Did you know there are about 39 trillion bacteria in the human body? This can be terrifying, but it’s true. The human gut contains 10 times more microorganisms than all the human cells in the whole body, with more than 400 different bacterial species. Indeed, you could say that we’re more bacterial than we are human. Consider that for a moment.
The human body contains both good and bad bacteria. The bad, harmful bacteria cause various illnesses to the body whereas the good bacteria play a major role in health promotion. One such good bacteria is known as probiotics.
Probiotics are healthy bacteria that line the digestive tract, the skin, genitals, and more; Probiotics help improve our immune function, reduce inflammation, promote healthy digestion, candida, gastritis, bloating, liver health and are very useful in several other health conditions these microorganisms offer protection from harmful bacteria just as existing good bacteria in the body already do.
They also improve our immune function, reduce inflammation, promote healthy digestion, prevent candida, gastritis, bloating, maintain liver health and are very useful in several other health conditions.
But there can be an imbalance in the levels of probiotics due to various reasons. It can be unhealthy food you eat or your lifestyle.
In order to compensate for the imbalance, probiotic supplements are used. These supplements contain
- Saccharomyces boulardii
- Bacillus coagulans
It is advisable to consult a doctor before you take any supplements as some may react to them.
There are other natural food supplements that contain probiotics such as
- Fermented cheese
Adding these to your diet can promote a healthy gut, which recently has been shown to help physical and mental health.
But What Does Probiotics Have to Do with Diabetes?
A recent study shows improvements in insulin resistance in type 2 diabetes patients on taking probiotic supplements. It was recorded that lactobacillus, acidophilus and L. casei improved insulin and glucose tolerance.
Also, there was a
- drop in total cholesterol and triglycerides (blood fats)
- higher HDL (“good”) cholesterol
- lower blood pressure
when type 2 diabetes patients were C. ficifolia (a type of pumpkin), C. ficifolia and probiotic yogurt, or simply dietary advice.
If you decide to take probiotic supplements for diabetes after doctor’s advice, choose the one that has a “USP Verified” seal, also the one that has at least 30billion CFUs (Colony Forming Units).
Even the natural probiotics supplements for diabetes may show hazardous reactions in people with an overgrowth of yeast, small intestine bacterial overgrowth, or a compromised immune system.
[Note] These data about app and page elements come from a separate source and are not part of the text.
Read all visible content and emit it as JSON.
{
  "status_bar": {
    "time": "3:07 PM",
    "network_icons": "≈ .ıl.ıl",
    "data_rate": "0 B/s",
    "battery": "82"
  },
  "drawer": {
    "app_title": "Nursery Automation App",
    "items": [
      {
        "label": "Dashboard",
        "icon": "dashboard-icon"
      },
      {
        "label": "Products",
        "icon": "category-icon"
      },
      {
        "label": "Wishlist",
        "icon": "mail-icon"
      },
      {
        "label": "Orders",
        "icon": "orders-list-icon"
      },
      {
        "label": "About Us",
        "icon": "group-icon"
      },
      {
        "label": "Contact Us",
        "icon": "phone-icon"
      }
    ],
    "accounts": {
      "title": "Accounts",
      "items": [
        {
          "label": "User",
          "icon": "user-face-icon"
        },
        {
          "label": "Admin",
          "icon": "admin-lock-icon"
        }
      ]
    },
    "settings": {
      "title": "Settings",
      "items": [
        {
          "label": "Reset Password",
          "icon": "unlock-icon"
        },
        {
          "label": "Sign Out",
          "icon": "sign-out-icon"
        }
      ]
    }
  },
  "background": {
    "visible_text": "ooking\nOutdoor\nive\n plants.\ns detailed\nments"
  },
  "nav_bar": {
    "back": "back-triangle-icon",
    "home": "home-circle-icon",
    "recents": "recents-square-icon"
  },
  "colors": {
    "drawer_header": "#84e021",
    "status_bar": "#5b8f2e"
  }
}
Both natural and probiotic supplements for diabetes have their own positive and negative side effects, So it is always advisable to consult a doctor before you start taking probiotics supplements for diabetes. Make sure you keep a record of your blood sugar level to see if the probiotics supplements for diabetes or the food have control over diabetes.